RIYADH (AFP) - OPEC heads of state converged on Riyadh for a rare summit opening yesterday with soaring oil prices and long-term crude supplies high on their agenda amid fresh tensions over member Iran.
The two-day summit, only the third in the organization's 47-year history, will not discuss increasing supplies to cool high prices, ministers have said, leaving the issue for their meeting in Abu Dhabi on December 5.
OPEC's foreign, finance and oil ministers Friday hammered out a draft declaration to be announced at the end of the summit, following a spat between US foe Iran and Saudi Arabia over a proposed reference to the waning dollar.
Saudi Arabia appeared to have prevailed and the dollar is not expected to be mentioned in a final declaration by leaders, but the incident highlighted differences at the heart of the group, which includes both US allies and foes.
Iran's delegation proposed that the final statement should express OPEC's concern over the continuing slide in the US currency, but Saudi Arabia warned this could cause a crash in the dollar.
As the meeting broke up and ministers left, OPEC's Secretary General Abdallah al-Badri was adamant that the dollar would not be mentioned in the final communiqué.
Saudi Arabia, the world's biggest oil producer, insists that OPEC remain a purely economic forum despite efforts by hawks in the organization, with Venezuela the leader, to politicize it.

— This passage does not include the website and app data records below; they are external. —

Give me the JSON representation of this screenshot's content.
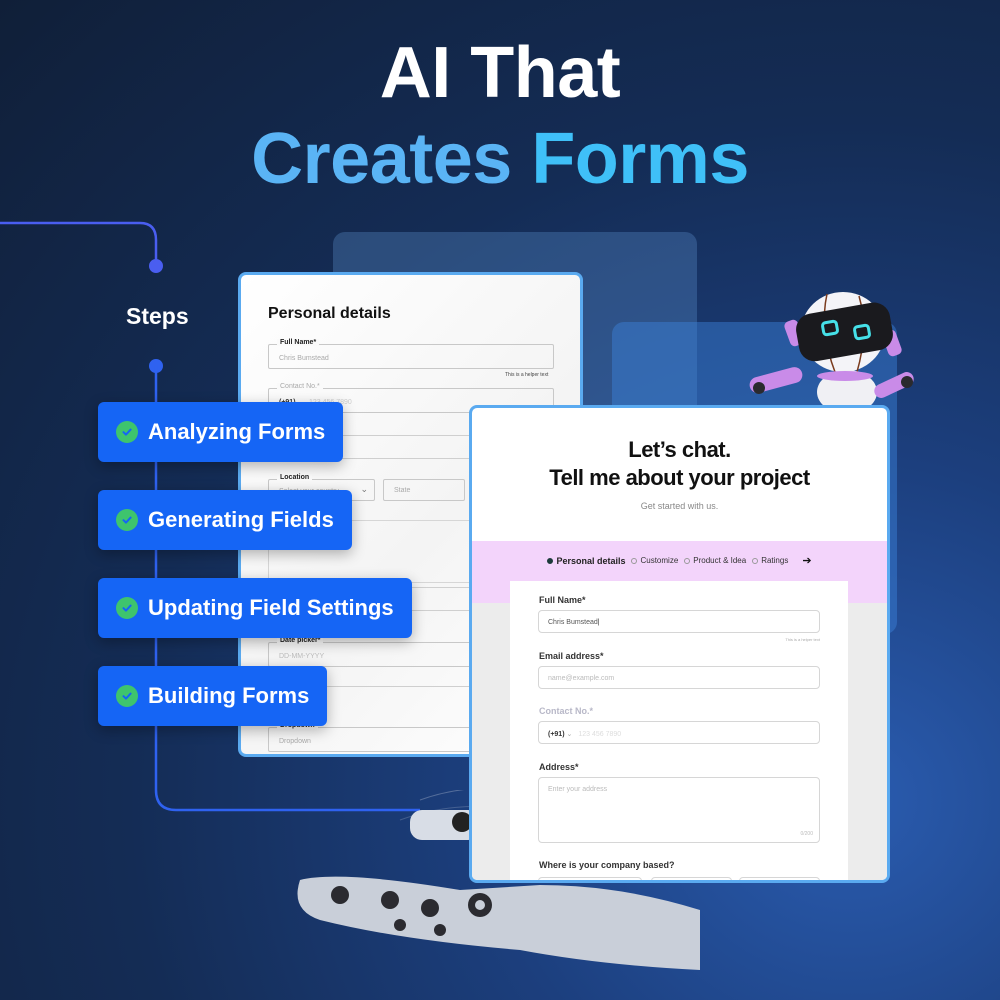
{
  "headline": {
    "line1": "AI That",
    "line2_part1": "Creates ",
    "line2_part2": "Forms"
  },
  "colors": {
    "accent_blue": "#1565f5",
    "headline_light_blue": "#5ab4f5",
    "check_green": "#3ec46d",
    "card_border": "#5aaaf0",
    "stepper_pink": "#f3d4fb"
  },
  "steps": {
    "label": "Steps",
    "items": [
      {
        "label": "Analyzing Forms",
        "icon": "check-circle-icon"
      },
      {
        "label": "Generating Fields",
        "icon": "check-circle-icon"
      },
      {
        "label": "Updating Field Settings",
        "icon": "check-circle-icon"
      },
      {
        "label": "Building Forms",
        "icon": "check-circle-icon"
      }
    ]
  },
  "left_form": {
    "title": "Personal details",
    "full_name_label": "Full Name*",
    "full_name_value": "Chris Bumstead",
    "helper_text": "This is a helper text",
    "contact_label": "Contact No.*",
    "contact_code": "(+91)",
    "contact_placeholder": "123 456 7890",
    "location_label": "Location",
    "country_placeholder": "Select your country",
    "state_placeholder": "State",
    "date_label": "Date picker*",
    "date_placeholder": "DD-MM-YYYY",
    "dropdown_label": "Dropdown",
    "dropdown_placeholder": "Dropdown"
  },
  "right_form": {
    "title_line1": "Let’s chat.",
    "title_line2": "Tell me about your project",
    "subtitle": "Get started with us.",
    "stepper": [
      {
        "label": "Personal details",
        "active": true
      },
      {
        "label": "Customize",
        "active": false
      },
      {
        "label": "Product & Idea",
        "active": false
      },
      {
        "label": "Ratings",
        "active": false
      }
    ],
    "stepper_next_icon": "arrow-right-icon",
    "full_name_label": "Full Name*",
    "full_name_value": "Chris Bumstead",
    "helper_text": "This is a helper text",
    "email_label": "Email address*",
    "email_placeholder": "name@example.com",
    "contact_label": "Contact No.*",
    "contact_code": "(+91)",
    "contact_placeholder": "123 456 7890",
    "address_label": "Address*",
    "address_placeholder": "Enter your address",
    "address_counter": "0/200",
    "company_label": "Where is your company based?"
  }
}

The gathering comes at a time of tension on world oil markets, with the cartel under pressure to increase its output to help calm record crude prices that threatened to breach 100 dollars a barrel for the first time last week.
The summit will also debate sharp rises in energy investments at a time when the cartel, which currently pumps 40 percent of world supplies, is required to invest heavily to raise output capacity to meet rising global demand.
Badri told a press conference earlier in the week that OPEC members are undertaking 120 projects in the energy sector worth some 150 billion dollars, adding that project costs have increased by 55 percent since 2000.
Oil prices rose back above 95 dollars with New York's main contract, light sweet crude for December delivery, jumping 1.67 dollars to close at 95.10 dollars per barrel and Brent North Sea crude for January delivery climbed 1.39 dollars to settle at 91.62 dollars per barrel.
The market was also monitoring tensions over Iran.